# TASK MATERIAL

----------

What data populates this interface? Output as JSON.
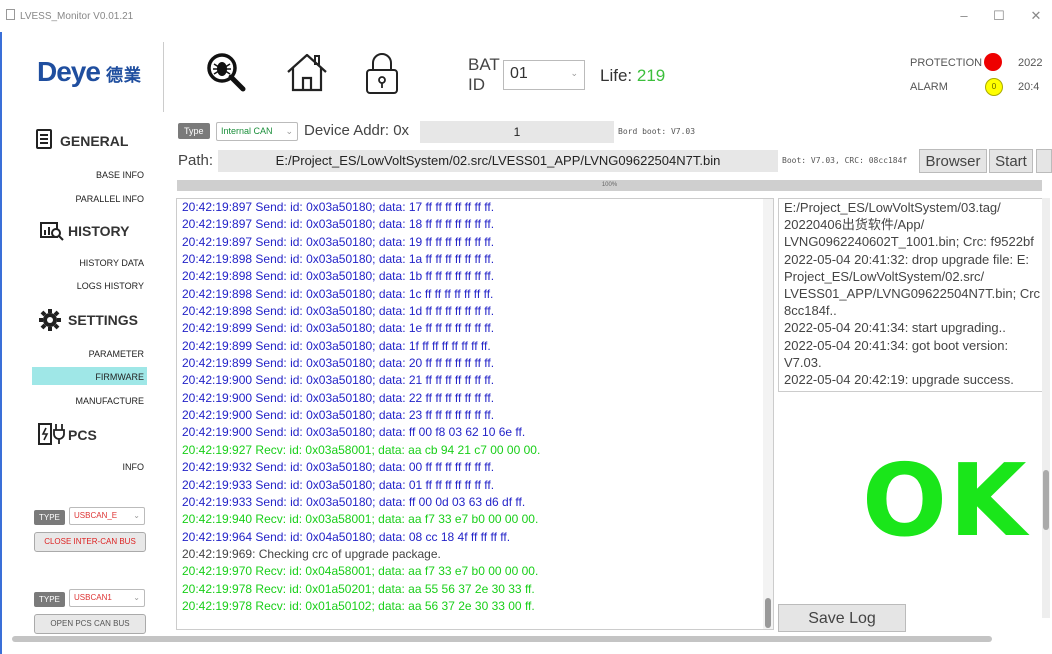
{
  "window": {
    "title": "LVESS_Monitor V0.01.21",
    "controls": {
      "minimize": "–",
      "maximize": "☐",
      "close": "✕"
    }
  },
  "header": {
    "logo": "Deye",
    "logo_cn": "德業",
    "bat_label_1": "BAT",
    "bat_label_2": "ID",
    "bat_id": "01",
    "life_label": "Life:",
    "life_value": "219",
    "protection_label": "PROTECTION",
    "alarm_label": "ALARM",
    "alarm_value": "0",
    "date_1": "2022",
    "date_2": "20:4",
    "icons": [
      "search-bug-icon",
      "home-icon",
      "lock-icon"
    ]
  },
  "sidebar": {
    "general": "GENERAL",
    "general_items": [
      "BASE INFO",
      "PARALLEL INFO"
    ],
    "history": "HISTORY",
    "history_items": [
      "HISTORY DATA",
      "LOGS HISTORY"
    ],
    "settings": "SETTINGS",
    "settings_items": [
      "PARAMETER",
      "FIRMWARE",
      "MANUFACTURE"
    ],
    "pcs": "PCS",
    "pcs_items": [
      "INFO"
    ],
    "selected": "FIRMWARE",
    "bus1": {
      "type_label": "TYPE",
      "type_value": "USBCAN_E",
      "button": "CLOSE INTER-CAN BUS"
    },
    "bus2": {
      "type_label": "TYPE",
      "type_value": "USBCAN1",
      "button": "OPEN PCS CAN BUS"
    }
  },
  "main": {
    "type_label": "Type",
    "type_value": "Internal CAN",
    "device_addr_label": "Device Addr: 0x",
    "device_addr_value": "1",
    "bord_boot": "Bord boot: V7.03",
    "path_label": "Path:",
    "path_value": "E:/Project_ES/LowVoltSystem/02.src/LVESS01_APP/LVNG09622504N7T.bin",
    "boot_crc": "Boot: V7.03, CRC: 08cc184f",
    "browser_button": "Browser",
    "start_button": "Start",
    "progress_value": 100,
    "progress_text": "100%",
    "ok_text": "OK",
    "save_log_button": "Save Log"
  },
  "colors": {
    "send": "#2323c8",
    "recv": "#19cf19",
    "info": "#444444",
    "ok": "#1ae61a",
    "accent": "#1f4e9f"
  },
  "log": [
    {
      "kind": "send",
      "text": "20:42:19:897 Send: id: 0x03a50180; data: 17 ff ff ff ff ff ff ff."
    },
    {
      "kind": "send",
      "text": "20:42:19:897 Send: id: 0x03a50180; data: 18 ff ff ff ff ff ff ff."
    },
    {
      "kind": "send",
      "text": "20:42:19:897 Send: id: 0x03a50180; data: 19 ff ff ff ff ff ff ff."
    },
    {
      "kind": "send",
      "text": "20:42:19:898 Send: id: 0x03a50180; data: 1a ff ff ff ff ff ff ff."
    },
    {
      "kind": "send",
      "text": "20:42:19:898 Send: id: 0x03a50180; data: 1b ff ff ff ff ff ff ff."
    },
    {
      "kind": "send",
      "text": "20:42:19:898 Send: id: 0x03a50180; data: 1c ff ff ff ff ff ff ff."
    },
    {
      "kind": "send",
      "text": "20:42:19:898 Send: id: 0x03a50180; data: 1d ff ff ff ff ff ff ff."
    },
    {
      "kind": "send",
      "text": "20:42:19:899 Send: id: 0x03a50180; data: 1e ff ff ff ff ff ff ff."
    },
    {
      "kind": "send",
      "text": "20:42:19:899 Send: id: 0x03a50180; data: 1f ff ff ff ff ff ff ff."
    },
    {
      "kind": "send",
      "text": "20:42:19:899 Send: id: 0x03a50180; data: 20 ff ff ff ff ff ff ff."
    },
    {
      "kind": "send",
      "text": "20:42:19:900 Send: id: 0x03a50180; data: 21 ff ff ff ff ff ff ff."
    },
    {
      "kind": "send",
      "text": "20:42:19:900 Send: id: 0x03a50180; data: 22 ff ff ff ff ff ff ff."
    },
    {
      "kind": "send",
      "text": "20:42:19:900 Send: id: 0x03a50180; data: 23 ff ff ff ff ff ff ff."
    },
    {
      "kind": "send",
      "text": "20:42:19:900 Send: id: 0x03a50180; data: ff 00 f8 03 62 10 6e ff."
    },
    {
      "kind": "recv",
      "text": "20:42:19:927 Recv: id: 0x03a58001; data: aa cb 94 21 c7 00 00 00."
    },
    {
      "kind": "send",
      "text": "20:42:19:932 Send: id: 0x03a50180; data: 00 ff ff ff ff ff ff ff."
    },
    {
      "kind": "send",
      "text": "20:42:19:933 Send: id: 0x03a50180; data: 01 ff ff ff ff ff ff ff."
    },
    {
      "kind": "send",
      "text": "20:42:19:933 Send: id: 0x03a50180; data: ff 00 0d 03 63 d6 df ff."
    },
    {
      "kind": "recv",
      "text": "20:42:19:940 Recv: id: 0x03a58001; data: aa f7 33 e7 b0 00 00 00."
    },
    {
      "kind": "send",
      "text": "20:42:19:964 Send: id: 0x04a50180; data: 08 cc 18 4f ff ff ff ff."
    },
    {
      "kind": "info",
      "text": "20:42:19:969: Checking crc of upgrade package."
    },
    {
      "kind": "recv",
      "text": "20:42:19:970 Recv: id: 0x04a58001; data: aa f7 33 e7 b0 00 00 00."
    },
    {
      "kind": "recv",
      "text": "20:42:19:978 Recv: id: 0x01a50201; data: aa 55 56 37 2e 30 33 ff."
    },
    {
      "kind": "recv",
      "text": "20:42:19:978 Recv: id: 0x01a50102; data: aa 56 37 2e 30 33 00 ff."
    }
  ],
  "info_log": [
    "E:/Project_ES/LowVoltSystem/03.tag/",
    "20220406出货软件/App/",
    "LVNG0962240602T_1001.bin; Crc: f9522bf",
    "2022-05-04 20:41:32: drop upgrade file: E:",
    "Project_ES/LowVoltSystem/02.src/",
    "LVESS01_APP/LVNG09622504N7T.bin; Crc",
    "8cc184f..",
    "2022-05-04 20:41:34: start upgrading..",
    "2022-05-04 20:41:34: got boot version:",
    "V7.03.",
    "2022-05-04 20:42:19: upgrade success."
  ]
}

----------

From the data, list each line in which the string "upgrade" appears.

      "text": "20:42:19:969: Checking crc of upgrade package."
    "2022-05-04 20:41:32: drop upgrade file: E:",
    "2022-05-04 20:42:19: upgrade success."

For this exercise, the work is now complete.